An interdisciplinary connection is one where you utilize contacts and skill-sets across different disciplines to collaborate and find solutions to community problems. Increasingly, education needs to be Thematic, Inquiry or Project-based and Interdisciplinary (Lacoe Edu, 2014). All of these pedagogies have in the past been utilized to some extent in secondary schools. However, never for more than a short teacher-inquiry.
MY NEAR FUTURE INTERDISCIPLINARY CONNECTION GOALS
The interdisciplinary connection I would like to foster as my near future goal is by linking the learning to real-world problems faced by friends in other industries. While I can see the potential for this kind of collaboration. I have in the past been put off my the necessary collaboration this would require to utilize their expertise for the benefit of my student’s learning. Now with the rise of social media in educational contexts, digital collaborative tools, student-centered and inquiry based learning, flipped classroom and blended learning environments; this is a possibility I want to be a pioneer of.
While you might at first think this is not relevant to education, in our increasingly connected world we as educators must soon if not already harness this toolkit of connectivity for the benefit of our students. Students need real-world problems. They need life and work experience. We cannot cultivate within students a mature and ready perspective on the wider world they will soon become a part of, nor can we ensure they are ready for it if we don’t first bring that world and those experiences into the classroom. The safe environment of the classroom and the contextual conditions provided by the teacher and sector-related knowledge from the interdisciplinary connections being utilized can give our students the necessary environment in which to grow that experience.By utilizing educational interdisciplinary connections, not just within the education industry e.g. across departments or between schools, but by drawing on our contacts outside our domains and further afield to create relevance and to cultivate engagement within our classrooms (Lacoe Edu, 2014). Interdisciplinary connections removes “artificial divisions among subjects…and enables [students] to more easily understand important concepts and ideas” (Barton et al., 2000, p.54).
Some challenges or implications of this would include the obvious:
- how to link learning in this fashion to the current New Zealand Curriculum.
- Educators need more understanding of the curriculum document.
- We are far too assessment driven and as a result, teachers are shying further and further away from that innovative and real-world relevance learning used to have.
- How do we assess learning in this kind of environment?

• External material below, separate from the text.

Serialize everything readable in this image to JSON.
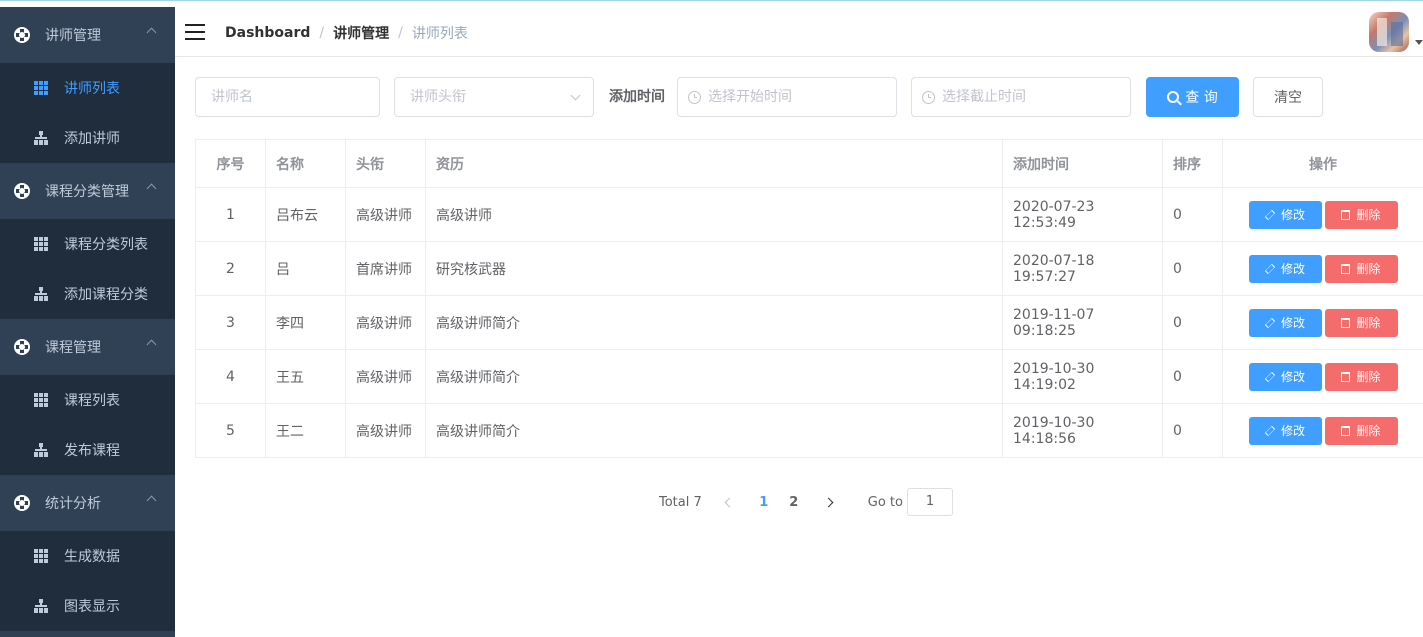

- While teaching using interdisciplinary connections not only between departments and schools but into different real-world sectors does not mean students necessarily need to leave the classroom environment to participate, current approved assessment tasks simply do not allow for such scope as they circle around what is termed “instructional motifs” or correlations rather than themes or a real-world problem. Most of the time learning activities such as these are recycled year after year and do not meet the needs of the individuals participating in them that particular year.(Barton et al., 2000, p.55). To capitalize on this type of teaching we need to have better ‘ownership of [the[ curriculum” (Barton et al, 2000, p.56).

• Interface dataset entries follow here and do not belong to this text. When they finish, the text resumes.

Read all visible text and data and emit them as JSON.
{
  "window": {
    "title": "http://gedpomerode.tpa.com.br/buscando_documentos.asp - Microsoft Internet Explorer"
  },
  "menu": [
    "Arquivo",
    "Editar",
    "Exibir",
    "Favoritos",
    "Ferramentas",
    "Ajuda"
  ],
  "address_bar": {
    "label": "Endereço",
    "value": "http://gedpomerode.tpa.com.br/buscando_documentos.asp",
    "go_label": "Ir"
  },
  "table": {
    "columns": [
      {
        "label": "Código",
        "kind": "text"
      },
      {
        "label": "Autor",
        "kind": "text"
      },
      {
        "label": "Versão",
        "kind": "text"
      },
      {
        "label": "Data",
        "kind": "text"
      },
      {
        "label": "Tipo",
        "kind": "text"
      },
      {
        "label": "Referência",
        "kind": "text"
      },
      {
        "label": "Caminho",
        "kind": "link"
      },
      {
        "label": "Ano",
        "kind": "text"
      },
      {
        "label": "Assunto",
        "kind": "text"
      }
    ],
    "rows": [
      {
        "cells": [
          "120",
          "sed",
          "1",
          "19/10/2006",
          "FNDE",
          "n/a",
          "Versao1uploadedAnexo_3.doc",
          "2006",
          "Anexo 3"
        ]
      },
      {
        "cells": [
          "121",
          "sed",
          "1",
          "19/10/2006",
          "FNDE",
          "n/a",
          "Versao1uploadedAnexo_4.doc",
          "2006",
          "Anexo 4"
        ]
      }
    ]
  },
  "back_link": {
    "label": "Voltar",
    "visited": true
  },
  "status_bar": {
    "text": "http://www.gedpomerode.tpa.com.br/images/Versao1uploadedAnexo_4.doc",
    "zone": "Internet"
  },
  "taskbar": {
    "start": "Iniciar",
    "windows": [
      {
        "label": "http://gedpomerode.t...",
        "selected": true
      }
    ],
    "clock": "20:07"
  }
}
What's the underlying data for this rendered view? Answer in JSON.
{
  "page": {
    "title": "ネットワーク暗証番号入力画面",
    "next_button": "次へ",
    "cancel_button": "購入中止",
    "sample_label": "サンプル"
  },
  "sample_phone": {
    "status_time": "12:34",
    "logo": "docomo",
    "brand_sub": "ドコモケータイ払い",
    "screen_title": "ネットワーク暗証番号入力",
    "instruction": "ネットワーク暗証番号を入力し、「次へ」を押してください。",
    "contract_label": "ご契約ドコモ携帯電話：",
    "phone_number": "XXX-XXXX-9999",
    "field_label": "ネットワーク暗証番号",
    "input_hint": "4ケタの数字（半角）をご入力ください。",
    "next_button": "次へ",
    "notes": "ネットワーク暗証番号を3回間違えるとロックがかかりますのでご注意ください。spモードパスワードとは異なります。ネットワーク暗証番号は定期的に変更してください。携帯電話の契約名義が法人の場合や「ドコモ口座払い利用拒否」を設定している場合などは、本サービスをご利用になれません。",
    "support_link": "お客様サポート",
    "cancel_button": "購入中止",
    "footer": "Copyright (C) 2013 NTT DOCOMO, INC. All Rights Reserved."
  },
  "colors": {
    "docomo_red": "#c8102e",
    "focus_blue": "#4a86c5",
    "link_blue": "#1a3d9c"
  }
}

- Another challenge would be those teachers who have limited contacts across different sectors or who are isolated either geographically or by lack of digital tools in which to collaborate in this regard. As Laura Macleod Mulligan (2015) wrote “it can be difficult to begin or sustain such a partnership” (ACRlog, 2015).

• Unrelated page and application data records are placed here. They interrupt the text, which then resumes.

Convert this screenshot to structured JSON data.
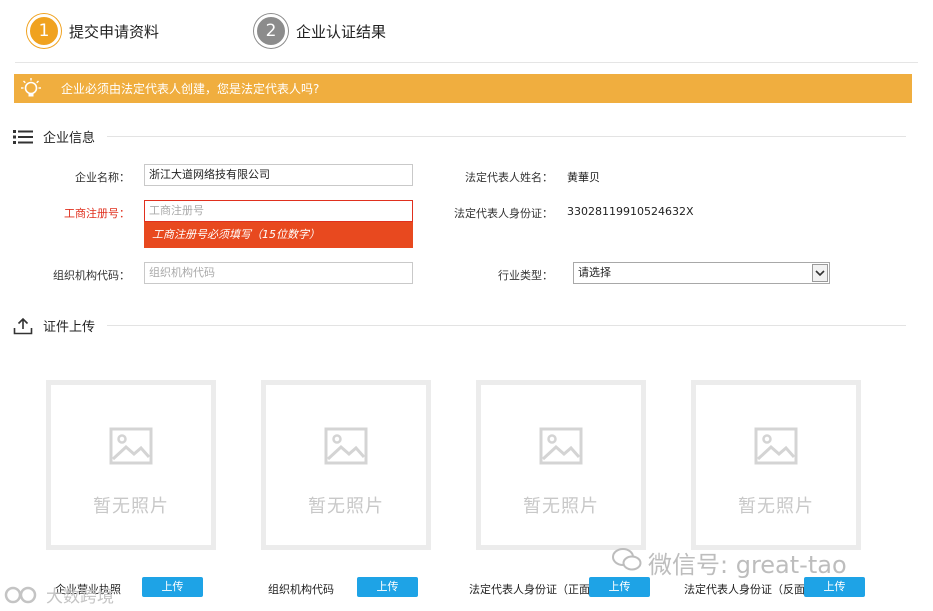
{
  "steps": [
    {
      "num": "1",
      "label": "提交申请资料"
    },
    {
      "num": "2",
      "label": "企业认证结果"
    }
  ],
  "warning": {
    "text": "企业必须由法定代表人创建，您是法定代表人吗?"
  },
  "company_section": {
    "title": "企业信息",
    "name_label": "企业名称：",
    "name_value": "浙江大道网络技有限公司",
    "reg_label": "工商注册号：",
    "reg_placeholder": "工商注册号",
    "reg_error": "工商注册号必须填写（15位数字）",
    "org_label": "组织机构代码：",
    "org_placeholder": "组织机构代码",
    "legal_name_label": "法定代表人姓名：",
    "legal_name_value": "黄華贝",
    "legal_id_label": "法定代表人身份证：",
    "legal_id_value": "33028119910524632X",
    "industry_label": "行业类型：",
    "industry_value": "请选择"
  },
  "upload_section": {
    "title": "证件上传",
    "no_photo": "暂无照片",
    "button_label": "上传",
    "items": [
      {
        "label": "企业营业执照"
      },
      {
        "label": "组织机构代码"
      },
      {
        "label": "法定代表人身份证（正面）"
      },
      {
        "label": "法定代表人身份证（反面）"
      }
    ]
  },
  "watermark": {
    "text": "微信号: great-tao"
  },
  "logo": {
    "text": "大数跨境"
  },
  "colors": {
    "accent": "#f0a21f",
    "warning_bg": "#f0ae3f",
    "error": "#e8491f",
    "button": "#1ea3e6"
  },
  "icons": [
    "lightbulb-icon",
    "list-icon",
    "upload-icon",
    "image-placeholder-icon",
    "chevron-down-icon",
    "wechat-icon"
  ]
}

- Lastly, you would need like-minded teachers who are encouraged to de-stagnate their teaching and be open to new opportunities despite the risks involved that they might fail. Barton et al., (2000) says currently teachers are more attuned to activities that “are easy to plan and easy to regulate and manage; in fact, control of the classroom often seems to be the goal of instruction, rather than meaningful student learning” (p.56).
ACRLog. (2015). A Conceptual Model for Interdisciplinary Collaboration. Retrieved from http://acrlog.org/2015/05/14/a-conceptual-model-for-interdisciplinary-collaboration.
Barton, K. C., & Smith, L. A. (2000). Themes or motifs? Aiming for coherence through interdisciplinary outlines. The Reading Teacher, 54(1), 54-63.1.
ThomasMcDonaghGroup. ( 2011, May 13). Interdisciplinarity and Innovation Education.. Retrieved from https://www.youtube.com/watch?v=kDdNzftkIpA